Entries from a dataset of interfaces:
● ● ● ●

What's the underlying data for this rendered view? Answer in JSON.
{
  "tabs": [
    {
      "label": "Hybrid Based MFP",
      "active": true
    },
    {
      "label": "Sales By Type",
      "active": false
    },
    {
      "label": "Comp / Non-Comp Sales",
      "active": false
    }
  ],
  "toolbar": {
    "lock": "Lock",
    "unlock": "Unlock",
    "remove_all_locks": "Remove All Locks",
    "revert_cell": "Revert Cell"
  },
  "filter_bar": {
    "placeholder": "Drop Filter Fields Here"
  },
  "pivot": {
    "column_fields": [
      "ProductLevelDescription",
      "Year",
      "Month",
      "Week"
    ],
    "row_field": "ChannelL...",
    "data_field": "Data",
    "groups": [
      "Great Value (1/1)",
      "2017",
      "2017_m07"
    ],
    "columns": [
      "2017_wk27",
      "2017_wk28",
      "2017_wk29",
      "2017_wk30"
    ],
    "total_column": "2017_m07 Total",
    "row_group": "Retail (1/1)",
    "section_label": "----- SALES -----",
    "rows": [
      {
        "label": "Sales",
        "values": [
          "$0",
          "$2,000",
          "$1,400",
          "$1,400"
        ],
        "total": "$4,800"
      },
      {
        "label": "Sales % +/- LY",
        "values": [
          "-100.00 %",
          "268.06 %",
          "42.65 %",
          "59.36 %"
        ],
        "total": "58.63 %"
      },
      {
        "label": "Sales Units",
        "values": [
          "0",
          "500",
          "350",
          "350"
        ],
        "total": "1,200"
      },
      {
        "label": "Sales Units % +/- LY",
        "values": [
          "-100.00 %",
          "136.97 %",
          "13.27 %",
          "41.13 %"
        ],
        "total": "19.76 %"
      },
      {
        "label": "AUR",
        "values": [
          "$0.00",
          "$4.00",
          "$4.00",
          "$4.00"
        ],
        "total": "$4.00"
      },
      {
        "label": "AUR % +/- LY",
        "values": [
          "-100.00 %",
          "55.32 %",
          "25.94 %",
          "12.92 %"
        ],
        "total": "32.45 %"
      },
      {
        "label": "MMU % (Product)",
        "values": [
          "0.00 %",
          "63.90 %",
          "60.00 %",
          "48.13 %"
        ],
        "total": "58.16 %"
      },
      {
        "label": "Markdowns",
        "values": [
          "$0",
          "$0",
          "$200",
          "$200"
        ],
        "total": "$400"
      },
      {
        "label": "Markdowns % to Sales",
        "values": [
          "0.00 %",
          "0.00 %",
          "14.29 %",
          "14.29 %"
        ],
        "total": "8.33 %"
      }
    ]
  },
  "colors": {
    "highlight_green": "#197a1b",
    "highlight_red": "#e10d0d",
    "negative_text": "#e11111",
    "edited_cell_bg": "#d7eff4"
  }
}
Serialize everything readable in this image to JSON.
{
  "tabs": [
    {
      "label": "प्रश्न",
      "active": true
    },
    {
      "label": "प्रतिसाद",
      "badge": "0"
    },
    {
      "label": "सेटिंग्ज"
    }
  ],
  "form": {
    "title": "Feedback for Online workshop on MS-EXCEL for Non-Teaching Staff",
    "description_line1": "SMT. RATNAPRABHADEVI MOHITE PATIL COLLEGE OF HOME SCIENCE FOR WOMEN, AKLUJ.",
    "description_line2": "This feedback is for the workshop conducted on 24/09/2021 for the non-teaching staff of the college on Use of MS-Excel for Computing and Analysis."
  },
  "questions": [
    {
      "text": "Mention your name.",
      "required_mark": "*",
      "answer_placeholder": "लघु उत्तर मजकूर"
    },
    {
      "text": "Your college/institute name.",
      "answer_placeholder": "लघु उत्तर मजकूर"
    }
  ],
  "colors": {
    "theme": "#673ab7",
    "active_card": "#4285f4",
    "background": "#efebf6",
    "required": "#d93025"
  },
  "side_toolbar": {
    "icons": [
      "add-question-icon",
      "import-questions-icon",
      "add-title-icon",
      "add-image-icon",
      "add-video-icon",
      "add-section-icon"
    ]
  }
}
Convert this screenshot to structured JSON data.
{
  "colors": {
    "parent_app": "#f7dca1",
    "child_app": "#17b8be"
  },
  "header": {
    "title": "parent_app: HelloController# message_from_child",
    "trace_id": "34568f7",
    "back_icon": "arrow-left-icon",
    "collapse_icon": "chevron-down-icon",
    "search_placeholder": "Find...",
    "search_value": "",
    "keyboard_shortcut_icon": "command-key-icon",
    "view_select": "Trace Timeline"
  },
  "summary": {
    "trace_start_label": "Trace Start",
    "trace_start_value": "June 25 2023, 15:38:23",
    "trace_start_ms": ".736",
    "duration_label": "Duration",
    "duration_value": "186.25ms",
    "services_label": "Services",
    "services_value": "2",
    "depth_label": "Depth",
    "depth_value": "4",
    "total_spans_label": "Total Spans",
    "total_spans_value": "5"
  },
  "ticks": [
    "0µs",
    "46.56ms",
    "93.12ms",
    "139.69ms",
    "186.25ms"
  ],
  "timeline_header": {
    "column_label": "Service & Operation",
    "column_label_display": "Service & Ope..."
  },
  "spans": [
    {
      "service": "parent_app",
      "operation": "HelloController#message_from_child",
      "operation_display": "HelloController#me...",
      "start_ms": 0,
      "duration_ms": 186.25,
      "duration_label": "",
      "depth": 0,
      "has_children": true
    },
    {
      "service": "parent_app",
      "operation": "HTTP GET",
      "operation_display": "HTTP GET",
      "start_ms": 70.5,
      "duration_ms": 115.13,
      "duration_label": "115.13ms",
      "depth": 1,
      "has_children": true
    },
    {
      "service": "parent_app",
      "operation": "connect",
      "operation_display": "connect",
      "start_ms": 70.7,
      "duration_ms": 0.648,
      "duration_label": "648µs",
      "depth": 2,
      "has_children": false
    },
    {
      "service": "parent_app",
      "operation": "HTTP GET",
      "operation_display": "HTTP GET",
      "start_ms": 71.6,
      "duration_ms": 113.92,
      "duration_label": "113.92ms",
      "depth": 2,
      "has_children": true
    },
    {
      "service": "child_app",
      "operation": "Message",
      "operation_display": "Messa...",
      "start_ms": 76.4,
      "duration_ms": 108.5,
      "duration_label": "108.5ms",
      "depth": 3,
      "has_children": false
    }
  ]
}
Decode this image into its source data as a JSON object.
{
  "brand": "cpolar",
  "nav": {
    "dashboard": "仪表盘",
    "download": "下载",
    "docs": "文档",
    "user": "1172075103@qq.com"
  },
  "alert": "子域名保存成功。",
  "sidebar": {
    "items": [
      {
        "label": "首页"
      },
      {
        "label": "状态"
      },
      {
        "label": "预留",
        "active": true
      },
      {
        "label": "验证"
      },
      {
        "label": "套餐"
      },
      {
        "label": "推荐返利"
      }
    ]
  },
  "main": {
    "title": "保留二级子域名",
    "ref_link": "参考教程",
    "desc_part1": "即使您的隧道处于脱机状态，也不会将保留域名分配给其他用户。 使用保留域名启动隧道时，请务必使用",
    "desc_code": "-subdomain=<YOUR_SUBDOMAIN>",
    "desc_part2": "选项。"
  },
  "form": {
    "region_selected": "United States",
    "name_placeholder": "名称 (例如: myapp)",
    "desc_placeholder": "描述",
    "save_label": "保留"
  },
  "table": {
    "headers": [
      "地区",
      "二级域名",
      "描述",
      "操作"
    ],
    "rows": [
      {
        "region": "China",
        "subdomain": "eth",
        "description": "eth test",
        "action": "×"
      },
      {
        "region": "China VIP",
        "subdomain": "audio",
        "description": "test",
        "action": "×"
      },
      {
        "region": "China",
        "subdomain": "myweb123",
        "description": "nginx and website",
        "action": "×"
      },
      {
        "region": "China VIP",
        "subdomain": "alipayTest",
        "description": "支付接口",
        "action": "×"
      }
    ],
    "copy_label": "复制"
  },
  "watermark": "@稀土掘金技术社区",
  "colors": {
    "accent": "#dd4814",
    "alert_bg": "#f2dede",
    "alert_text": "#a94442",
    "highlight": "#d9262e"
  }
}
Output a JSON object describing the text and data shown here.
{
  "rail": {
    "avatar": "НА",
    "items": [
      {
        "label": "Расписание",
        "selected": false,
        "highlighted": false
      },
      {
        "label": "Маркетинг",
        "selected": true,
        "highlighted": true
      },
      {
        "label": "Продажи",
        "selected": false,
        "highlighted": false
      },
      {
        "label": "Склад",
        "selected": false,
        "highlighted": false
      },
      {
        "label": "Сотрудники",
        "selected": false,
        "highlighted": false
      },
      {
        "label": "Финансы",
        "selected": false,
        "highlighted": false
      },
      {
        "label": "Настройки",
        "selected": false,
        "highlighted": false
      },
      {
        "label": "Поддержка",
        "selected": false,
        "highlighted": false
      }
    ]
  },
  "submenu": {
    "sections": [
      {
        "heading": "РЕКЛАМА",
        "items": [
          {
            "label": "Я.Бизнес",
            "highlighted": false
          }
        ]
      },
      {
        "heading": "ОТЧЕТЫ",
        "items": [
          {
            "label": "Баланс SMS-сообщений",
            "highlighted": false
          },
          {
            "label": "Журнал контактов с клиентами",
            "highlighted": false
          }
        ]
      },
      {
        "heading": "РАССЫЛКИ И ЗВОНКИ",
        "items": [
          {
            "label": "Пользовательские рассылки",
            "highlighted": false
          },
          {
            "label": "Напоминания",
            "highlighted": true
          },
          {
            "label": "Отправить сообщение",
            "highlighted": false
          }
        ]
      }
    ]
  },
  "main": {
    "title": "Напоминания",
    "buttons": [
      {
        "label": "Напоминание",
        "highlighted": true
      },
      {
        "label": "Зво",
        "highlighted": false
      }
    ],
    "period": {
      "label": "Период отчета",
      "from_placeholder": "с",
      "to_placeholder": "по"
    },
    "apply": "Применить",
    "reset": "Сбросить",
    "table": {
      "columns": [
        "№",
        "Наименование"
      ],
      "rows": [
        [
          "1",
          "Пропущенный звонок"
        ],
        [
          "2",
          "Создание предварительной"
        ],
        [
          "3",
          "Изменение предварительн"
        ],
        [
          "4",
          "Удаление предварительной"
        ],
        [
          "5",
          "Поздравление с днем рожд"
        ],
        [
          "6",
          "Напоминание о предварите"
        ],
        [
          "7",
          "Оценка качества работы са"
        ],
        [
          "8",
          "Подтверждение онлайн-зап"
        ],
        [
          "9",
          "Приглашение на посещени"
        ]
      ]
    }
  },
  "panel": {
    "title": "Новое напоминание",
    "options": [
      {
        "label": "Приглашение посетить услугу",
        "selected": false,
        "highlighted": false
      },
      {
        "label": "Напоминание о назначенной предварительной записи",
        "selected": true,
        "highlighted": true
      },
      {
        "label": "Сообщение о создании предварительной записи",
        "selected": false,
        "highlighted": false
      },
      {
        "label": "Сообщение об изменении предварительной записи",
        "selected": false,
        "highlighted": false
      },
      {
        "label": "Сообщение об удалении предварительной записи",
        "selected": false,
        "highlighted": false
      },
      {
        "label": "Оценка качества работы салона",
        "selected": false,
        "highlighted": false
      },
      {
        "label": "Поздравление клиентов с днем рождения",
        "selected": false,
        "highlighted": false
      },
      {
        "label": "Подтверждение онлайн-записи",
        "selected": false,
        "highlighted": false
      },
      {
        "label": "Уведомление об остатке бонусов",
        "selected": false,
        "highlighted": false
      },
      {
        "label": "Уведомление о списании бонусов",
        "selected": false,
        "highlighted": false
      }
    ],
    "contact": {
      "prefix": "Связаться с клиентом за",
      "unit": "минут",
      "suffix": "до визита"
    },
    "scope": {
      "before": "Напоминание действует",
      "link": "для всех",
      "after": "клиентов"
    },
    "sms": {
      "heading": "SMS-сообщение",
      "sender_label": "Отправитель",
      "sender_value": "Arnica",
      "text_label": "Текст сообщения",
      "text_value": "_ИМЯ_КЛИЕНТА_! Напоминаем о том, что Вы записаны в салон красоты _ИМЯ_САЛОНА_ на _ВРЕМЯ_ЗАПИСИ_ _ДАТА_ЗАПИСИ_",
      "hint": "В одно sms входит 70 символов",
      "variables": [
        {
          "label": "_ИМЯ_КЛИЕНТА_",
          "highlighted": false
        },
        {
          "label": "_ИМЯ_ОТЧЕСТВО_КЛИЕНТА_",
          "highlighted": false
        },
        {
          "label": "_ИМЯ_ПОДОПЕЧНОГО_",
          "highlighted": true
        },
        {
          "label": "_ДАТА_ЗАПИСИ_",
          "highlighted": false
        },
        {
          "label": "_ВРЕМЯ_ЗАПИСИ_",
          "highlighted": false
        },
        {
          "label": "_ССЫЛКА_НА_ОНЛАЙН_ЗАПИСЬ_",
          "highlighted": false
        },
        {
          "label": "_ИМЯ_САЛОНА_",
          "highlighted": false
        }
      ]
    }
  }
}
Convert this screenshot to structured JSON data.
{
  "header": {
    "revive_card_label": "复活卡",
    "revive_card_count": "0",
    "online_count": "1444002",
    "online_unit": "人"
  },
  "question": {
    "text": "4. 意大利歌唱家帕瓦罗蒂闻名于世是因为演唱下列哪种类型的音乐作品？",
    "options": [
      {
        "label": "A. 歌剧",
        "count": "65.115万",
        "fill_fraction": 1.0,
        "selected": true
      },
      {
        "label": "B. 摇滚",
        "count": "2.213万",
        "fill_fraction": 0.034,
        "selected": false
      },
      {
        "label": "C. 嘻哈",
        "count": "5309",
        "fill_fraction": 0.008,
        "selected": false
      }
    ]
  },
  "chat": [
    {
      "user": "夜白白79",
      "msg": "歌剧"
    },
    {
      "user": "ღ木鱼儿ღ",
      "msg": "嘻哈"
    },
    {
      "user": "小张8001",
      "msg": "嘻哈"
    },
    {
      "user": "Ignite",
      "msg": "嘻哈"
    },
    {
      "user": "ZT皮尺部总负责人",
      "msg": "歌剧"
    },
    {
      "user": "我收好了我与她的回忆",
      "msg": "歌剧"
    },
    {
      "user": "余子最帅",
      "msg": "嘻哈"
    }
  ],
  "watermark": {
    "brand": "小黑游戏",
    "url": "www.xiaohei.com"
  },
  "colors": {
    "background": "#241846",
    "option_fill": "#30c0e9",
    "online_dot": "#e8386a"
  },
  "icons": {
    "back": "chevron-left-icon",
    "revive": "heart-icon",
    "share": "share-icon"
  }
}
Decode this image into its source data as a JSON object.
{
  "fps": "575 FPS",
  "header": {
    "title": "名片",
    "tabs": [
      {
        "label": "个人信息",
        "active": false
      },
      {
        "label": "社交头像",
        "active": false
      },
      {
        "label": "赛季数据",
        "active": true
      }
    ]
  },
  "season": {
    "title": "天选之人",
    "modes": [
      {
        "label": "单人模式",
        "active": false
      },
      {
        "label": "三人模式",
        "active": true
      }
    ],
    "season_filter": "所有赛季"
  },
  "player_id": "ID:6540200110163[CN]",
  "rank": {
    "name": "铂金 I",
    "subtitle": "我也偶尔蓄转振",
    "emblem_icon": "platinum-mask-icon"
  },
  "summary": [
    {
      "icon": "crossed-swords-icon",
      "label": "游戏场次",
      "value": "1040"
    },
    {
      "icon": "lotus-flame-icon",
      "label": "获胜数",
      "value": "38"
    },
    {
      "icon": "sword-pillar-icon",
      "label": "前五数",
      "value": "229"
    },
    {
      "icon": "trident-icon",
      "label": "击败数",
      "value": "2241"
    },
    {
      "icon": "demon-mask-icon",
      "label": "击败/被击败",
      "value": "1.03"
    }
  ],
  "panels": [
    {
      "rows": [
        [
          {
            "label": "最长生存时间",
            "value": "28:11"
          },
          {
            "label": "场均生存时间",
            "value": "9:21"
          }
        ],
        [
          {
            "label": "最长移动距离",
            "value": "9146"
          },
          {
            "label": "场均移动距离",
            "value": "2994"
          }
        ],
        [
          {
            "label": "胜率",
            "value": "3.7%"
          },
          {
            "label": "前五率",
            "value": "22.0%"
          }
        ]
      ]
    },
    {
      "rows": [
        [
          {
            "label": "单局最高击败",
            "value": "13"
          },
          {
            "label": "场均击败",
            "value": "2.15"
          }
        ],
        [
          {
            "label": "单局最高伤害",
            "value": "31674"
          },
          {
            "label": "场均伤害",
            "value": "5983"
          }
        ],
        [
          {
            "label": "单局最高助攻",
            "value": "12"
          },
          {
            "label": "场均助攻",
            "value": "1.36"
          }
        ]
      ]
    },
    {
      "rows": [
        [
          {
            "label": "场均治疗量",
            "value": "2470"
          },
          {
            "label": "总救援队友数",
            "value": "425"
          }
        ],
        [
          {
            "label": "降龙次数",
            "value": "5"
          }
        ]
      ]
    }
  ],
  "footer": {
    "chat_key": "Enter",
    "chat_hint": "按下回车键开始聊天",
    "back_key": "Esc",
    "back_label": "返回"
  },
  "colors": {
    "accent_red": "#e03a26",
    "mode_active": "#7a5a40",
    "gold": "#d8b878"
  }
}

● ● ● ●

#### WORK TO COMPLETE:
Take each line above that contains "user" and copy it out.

#### RESULT FOR THIS TASK:
    "user": "1172075103@qq.com"
      "user": "夜白白79",
      "user": "ღ木鱼儿ღ",
      "user": "小张8001",
      "user": "Ignite",
      "user": "ZT皮尺部总负责人",
      "user": "我收好了我与她的回忆",
      "user": "余子最帅",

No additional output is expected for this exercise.